**EXERCISE BRIEF:**
Would you go through the records below and copy each line with the string "this"?

(Data records for software interfaces)
++++++++++++++++++++
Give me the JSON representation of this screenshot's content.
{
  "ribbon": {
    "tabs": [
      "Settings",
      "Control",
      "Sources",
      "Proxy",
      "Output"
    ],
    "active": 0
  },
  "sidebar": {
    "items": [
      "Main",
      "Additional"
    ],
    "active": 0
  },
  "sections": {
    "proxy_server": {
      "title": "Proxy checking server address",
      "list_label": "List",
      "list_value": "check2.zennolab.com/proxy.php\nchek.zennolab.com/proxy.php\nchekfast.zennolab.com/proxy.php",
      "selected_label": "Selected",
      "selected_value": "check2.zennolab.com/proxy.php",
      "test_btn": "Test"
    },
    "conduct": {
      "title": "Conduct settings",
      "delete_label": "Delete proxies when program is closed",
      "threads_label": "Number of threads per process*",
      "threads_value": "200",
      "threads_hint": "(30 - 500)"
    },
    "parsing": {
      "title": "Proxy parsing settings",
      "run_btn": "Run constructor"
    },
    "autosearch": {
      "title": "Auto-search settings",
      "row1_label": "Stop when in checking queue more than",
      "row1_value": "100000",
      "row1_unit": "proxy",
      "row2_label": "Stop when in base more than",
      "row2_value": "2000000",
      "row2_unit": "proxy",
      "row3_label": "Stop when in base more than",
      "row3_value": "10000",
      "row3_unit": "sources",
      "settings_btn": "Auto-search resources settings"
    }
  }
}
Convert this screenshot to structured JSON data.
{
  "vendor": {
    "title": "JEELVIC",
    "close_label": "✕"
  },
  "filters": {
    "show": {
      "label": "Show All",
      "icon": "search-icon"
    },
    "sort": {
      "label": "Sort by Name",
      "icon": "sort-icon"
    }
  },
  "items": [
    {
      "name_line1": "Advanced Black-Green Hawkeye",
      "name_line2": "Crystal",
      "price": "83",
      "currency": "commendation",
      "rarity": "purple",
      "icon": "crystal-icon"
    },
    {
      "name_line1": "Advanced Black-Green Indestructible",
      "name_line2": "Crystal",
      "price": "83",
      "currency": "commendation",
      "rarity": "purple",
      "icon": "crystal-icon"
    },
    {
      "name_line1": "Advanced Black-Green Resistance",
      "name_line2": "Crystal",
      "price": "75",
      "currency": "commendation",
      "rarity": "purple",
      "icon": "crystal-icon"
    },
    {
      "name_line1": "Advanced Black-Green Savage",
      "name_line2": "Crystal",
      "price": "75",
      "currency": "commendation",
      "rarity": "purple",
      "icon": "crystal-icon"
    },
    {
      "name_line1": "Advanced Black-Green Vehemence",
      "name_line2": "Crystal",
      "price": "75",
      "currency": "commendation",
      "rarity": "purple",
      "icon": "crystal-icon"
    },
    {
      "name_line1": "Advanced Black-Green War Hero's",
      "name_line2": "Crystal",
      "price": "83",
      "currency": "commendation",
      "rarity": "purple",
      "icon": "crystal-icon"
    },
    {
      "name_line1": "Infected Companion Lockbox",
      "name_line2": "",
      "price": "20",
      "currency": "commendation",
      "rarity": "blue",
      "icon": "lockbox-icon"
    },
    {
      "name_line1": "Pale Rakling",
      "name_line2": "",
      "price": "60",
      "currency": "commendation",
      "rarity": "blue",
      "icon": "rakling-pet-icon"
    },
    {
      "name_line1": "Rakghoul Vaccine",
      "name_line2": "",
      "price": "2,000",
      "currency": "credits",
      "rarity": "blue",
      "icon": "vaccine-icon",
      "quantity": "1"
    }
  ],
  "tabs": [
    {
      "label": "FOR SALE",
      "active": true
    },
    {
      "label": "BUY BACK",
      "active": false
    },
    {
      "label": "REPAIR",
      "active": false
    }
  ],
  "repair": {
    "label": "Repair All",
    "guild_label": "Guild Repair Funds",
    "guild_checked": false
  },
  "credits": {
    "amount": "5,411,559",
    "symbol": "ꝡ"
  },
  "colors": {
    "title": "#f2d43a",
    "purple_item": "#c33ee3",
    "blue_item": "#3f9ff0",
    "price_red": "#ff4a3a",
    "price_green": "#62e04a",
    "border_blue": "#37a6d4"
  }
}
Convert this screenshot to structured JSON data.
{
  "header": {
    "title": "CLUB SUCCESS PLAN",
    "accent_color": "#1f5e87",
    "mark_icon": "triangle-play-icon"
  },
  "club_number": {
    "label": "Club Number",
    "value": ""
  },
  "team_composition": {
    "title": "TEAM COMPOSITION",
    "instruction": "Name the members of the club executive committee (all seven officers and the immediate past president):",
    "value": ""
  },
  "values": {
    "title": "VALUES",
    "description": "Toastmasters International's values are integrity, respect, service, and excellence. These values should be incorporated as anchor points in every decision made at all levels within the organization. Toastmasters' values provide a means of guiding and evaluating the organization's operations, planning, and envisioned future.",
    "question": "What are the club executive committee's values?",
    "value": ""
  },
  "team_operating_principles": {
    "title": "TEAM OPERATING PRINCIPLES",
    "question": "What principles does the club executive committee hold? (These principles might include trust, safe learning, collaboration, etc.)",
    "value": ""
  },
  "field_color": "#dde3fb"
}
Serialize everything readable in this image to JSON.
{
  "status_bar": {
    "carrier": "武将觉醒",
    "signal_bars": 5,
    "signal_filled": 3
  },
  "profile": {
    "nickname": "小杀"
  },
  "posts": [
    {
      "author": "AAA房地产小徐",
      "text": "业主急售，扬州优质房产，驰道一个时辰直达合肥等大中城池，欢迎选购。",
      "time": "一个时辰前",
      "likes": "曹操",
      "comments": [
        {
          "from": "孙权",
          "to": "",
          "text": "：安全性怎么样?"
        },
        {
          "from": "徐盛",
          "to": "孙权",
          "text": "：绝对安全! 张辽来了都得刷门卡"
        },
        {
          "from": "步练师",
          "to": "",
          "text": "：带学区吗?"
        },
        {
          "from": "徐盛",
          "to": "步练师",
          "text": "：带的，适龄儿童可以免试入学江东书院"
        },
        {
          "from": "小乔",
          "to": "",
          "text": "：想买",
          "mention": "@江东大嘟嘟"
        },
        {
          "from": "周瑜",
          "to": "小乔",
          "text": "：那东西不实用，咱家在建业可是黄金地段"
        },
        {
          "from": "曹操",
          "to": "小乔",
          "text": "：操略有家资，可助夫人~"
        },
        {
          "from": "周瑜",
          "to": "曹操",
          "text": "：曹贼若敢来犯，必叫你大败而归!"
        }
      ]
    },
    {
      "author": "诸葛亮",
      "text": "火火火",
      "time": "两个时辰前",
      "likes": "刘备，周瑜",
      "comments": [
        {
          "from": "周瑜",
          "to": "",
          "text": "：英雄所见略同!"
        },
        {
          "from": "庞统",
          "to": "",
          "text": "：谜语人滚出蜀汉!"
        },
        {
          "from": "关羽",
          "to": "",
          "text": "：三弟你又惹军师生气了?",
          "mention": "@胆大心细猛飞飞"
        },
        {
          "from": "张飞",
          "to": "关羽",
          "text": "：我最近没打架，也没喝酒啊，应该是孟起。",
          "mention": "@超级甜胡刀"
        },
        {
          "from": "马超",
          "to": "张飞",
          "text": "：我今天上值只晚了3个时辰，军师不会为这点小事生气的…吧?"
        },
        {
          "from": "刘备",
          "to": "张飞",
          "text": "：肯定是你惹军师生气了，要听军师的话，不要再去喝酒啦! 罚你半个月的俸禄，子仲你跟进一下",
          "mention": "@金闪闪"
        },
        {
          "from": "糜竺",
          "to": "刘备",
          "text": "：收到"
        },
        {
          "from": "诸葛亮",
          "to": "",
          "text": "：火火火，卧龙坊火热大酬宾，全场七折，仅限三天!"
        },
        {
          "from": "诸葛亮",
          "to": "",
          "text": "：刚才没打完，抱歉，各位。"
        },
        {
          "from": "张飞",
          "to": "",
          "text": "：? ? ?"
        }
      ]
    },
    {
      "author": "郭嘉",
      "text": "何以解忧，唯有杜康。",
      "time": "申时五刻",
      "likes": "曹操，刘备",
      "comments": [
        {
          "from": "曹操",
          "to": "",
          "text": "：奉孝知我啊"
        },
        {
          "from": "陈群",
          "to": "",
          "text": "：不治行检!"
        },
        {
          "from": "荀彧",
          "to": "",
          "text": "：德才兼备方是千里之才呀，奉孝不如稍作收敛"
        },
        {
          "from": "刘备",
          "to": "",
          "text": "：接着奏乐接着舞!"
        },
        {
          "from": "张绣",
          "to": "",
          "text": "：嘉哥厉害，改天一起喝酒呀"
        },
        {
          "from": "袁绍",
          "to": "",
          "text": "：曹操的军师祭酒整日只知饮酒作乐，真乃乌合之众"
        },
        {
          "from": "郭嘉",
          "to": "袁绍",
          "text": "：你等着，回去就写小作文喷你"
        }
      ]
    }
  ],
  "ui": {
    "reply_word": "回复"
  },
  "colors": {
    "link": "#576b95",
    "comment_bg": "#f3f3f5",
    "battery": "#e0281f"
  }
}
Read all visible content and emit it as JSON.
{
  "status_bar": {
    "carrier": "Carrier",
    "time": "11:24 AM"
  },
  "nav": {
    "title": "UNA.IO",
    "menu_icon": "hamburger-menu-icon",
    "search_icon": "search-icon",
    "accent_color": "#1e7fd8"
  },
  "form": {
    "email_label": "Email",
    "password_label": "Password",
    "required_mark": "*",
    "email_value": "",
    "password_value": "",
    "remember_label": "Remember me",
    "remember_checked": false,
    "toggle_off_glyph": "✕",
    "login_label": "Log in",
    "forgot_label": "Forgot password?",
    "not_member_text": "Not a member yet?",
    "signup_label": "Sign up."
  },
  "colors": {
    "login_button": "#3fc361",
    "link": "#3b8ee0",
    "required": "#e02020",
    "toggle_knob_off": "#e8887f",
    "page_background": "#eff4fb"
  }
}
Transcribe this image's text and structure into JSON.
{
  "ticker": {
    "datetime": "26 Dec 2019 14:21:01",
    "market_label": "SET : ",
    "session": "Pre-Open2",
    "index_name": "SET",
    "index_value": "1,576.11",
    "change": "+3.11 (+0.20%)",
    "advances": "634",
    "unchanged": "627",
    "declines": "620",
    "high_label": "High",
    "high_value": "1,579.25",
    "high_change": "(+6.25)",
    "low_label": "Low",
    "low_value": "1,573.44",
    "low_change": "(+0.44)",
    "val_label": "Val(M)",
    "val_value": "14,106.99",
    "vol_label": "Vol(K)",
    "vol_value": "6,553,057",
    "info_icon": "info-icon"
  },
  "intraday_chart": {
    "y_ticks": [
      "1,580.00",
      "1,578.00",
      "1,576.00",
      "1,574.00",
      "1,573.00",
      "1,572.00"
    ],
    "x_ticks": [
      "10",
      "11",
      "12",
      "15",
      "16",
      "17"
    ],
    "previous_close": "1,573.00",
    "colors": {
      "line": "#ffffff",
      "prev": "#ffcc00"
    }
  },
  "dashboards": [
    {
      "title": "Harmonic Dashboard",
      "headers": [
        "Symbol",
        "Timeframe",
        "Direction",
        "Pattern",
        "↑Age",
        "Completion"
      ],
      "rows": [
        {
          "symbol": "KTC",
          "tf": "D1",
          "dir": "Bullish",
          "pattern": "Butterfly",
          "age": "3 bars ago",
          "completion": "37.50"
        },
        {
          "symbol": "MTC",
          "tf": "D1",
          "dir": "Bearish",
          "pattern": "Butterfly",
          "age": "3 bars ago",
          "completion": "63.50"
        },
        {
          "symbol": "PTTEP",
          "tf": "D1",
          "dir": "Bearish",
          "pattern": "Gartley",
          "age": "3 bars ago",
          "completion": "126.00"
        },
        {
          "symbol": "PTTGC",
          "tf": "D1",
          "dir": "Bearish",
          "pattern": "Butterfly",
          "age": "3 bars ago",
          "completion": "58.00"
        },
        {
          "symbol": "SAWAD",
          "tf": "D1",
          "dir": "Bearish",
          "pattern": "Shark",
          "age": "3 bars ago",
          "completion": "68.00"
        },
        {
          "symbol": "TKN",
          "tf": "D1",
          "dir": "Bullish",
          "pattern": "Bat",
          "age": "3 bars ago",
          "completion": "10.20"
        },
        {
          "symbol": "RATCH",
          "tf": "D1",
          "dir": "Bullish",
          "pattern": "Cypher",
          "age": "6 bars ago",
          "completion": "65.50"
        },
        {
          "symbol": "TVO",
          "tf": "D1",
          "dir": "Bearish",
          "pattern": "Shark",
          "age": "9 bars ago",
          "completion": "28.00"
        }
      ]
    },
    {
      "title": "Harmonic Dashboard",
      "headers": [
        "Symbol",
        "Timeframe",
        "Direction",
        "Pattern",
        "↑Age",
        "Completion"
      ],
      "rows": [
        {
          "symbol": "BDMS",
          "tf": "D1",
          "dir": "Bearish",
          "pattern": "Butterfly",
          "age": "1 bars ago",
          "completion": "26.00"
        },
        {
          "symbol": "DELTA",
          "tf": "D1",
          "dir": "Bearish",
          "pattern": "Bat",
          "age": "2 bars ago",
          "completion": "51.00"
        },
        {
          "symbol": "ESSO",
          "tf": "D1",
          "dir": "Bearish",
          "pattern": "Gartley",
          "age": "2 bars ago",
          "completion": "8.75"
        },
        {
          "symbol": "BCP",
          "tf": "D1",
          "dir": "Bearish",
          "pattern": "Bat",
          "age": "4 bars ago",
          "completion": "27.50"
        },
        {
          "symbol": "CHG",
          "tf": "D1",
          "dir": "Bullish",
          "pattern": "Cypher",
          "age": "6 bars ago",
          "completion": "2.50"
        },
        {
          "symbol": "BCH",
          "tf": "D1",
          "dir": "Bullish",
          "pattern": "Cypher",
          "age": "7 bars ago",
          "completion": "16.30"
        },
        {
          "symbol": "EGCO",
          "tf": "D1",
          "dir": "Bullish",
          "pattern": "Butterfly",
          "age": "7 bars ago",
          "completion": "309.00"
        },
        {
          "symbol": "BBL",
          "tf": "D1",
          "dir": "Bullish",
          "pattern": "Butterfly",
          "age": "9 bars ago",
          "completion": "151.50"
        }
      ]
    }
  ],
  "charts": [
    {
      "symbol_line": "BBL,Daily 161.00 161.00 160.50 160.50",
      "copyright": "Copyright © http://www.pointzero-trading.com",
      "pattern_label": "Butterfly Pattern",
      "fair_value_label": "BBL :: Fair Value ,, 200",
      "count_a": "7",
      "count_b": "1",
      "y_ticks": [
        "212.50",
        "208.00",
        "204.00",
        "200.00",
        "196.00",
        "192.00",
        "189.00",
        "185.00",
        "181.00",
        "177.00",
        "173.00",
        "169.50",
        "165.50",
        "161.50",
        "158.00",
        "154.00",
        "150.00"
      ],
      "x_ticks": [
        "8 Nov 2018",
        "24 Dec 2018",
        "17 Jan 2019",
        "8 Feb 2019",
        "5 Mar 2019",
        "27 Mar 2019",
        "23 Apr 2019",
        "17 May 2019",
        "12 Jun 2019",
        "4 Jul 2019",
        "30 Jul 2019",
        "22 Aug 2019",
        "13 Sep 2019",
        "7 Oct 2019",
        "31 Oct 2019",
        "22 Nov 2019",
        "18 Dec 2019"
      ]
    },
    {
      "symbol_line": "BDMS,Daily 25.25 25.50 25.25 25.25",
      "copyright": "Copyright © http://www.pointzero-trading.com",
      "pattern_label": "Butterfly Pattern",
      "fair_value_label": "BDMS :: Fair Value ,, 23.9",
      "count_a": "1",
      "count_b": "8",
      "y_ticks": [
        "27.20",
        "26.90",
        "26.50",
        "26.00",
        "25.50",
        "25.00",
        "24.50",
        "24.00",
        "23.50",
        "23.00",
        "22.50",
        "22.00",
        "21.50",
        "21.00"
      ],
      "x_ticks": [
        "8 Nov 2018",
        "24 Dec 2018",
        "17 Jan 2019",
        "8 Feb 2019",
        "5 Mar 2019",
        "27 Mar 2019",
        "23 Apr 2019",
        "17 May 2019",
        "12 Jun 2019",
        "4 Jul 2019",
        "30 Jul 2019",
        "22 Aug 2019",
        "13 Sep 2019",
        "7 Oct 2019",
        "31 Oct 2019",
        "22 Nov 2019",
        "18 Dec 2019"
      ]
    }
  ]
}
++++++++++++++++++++
**FINISHED EXERCISE:**
Give me the JSON representation of this screenshot's content.
Convert this screenshot to structured JSON data.
Convert this screenshot to structured JSON data.
Serialize everything readable in this image to JSON.
Transcribe this image's text and structure into JSON.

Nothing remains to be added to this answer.